##### Provided records #####

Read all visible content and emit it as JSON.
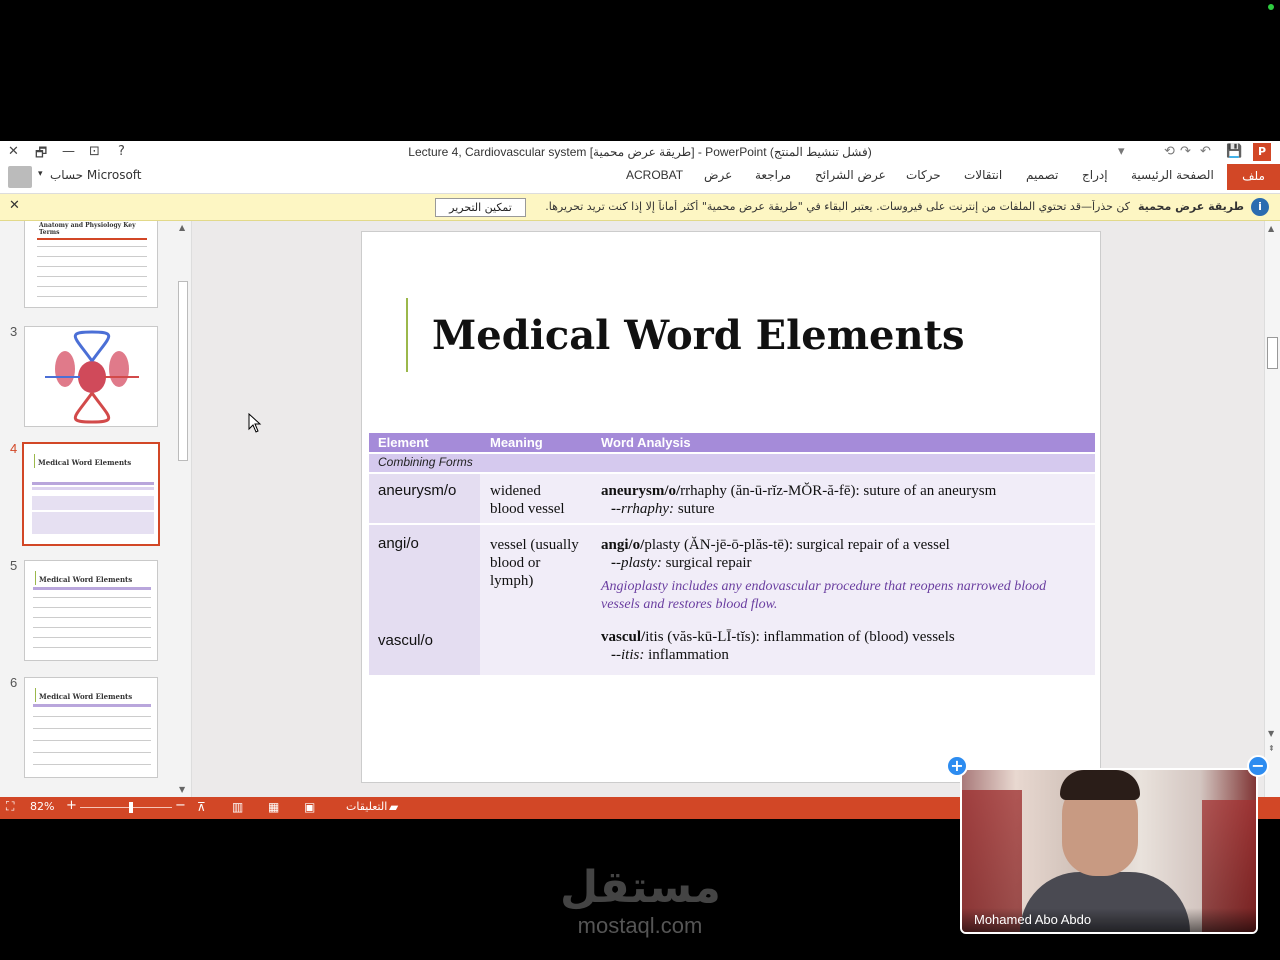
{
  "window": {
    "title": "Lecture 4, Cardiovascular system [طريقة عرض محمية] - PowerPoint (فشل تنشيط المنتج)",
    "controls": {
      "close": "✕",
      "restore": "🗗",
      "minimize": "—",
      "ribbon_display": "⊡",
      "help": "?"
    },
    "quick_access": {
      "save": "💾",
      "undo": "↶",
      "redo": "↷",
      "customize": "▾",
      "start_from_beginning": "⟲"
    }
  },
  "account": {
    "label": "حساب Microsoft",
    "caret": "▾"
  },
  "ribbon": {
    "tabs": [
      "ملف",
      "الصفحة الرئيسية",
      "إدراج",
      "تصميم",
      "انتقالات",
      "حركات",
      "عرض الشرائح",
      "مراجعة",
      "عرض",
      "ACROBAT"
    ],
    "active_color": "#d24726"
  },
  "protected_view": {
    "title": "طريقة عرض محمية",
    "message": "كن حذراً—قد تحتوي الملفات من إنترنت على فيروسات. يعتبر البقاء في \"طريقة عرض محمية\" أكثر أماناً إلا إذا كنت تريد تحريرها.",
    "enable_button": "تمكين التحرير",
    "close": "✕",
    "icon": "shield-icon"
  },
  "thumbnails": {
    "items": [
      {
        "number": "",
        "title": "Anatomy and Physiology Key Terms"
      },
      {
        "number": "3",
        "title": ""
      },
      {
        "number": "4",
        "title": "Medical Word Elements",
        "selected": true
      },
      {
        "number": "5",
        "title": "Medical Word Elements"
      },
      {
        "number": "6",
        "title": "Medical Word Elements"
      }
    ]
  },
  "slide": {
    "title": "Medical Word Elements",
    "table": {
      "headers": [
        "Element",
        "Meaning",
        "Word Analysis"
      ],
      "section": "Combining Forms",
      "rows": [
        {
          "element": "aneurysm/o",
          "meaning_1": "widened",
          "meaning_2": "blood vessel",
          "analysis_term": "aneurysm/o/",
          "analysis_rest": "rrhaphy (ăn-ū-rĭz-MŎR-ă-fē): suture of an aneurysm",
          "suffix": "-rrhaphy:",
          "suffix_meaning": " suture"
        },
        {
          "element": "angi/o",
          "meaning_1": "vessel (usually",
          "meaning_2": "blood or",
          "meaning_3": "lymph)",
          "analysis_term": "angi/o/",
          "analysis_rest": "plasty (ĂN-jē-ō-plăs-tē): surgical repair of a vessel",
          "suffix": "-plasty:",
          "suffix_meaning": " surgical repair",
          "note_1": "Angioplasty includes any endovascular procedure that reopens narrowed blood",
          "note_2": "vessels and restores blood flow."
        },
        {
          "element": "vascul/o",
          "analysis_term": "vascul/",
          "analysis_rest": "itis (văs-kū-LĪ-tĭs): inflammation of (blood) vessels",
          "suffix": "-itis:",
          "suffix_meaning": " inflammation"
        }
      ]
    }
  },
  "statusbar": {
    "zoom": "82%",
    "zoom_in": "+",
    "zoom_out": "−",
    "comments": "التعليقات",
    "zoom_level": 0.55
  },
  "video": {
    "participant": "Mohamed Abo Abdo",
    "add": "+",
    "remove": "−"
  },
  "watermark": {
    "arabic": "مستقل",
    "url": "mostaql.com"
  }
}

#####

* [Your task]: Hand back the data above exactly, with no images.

* [Expected output]:
Read all visible content and emit it as JSON.
{
  "window": {
    "title": "Lecture 4, Cardiovascular system [طريقة عرض محمية] - PowerPoint (فشل تنشيط المنتج)",
    "controls": {
      "close": "✕",
      "restore": "🗗",
      "minimize": "—",
      "ribbon_display": "⊡",
      "help": "?"
    },
    "quick_access": {
      "save": "💾",
      "undo": "↶",
      "redo": "↷",
      "customize": "▾",
      "start_from_beginning": "⟲"
    }
  },
  "account": {
    "label": "حساب Microsoft",
    "caret": "▾"
  },
  "ribbon": {
    "tabs": [
      "ملف",
      "الصفحة الرئيسية",
      "إدراج",
      "تصميم",
      "انتقالات",
      "حركات",
      "عرض الشرائح",
      "مراجعة",
      "عرض",
      "ACROBAT"
    ],
    "active_color": "#d24726"
  },
  "protected_view": {
    "title": "طريقة عرض محمية",
    "message": "كن حذراً—قد تحتوي الملفات من إنترنت على فيروسات. يعتبر البقاء في \"طريقة عرض محمية\" أكثر أماناً إلا إذا كنت تريد تحريرها.",
    "enable_button": "تمكين التحرير",
    "close": "✕",
    "icon": "shield-icon"
  },
  "thumbnails": {
    "items": [
      {
        "number": "",
        "title": "Anatomy and Physiology Key Terms"
      },
      {
        "number": "3",
        "title": ""
      },
      {
        "number": "4",
        "title": "Medical Word Elements",
        "selected": true
      },
      {
        "number": "5",
        "title": "Medical Word Elements"
      },
      {
        "number": "6",
        "title": "Medical Word Elements"
      }
    ]
  },
  "slide": {
    "title": "Medical Word Elements",
    "table": {
      "headers": [
        "Element",
        "Meaning",
        "Word Analysis"
      ],
      "section": "Combining Forms",
      "rows": [
        {
          "element": "aneurysm/o",
          "meaning_1": "widened",
          "meaning_2": "blood vessel",
          "analysis_term": "aneurysm/o/",
          "analysis_rest": "rrhaphy (ăn-ū-rĭz-MŎR-ă-fē): suture of an aneurysm",
          "suffix": "-rrhaphy:",
          "suffix_meaning": " suture"
        },
        {
          "element": "angi/o",
          "meaning_1": "vessel (usually",
          "meaning_2": "blood or",
          "meaning_3": "lymph)",
          "analysis_term": "angi/o/",
          "analysis_rest": "plasty (ĂN-jē-ō-plăs-tē): surgical repair of a vessel",
          "suffix": "-plasty:",
          "suffix_meaning": " surgical repair",
          "note_1": "Angioplasty includes any endovascular procedure that reopens narrowed blood",
          "note_2": "vessels and restores blood flow."
        },
        {
          "element": "vascul/o",
          "analysis_term": "vascul/",
          "analysis_rest": "itis (văs-kū-LĪ-tĭs): inflammation of (blood) vessels",
          "suffix": "-itis:",
          "suffix_meaning": " inflammation"
        }
      ]
    }
  },
  "statusbar": {
    "zoom": "82%",
    "zoom_in": "+",
    "zoom_out": "−",
    "comments": "التعليقات",
    "zoom_level": 0.55
  },
  "video": {
    "participant": "Mohamed Abo Abdo",
    "add": "+",
    "remove": "−"
  },
  "watermark": {
    "arabic": "مستقل",
    "url": "mostaql.com"
  }
}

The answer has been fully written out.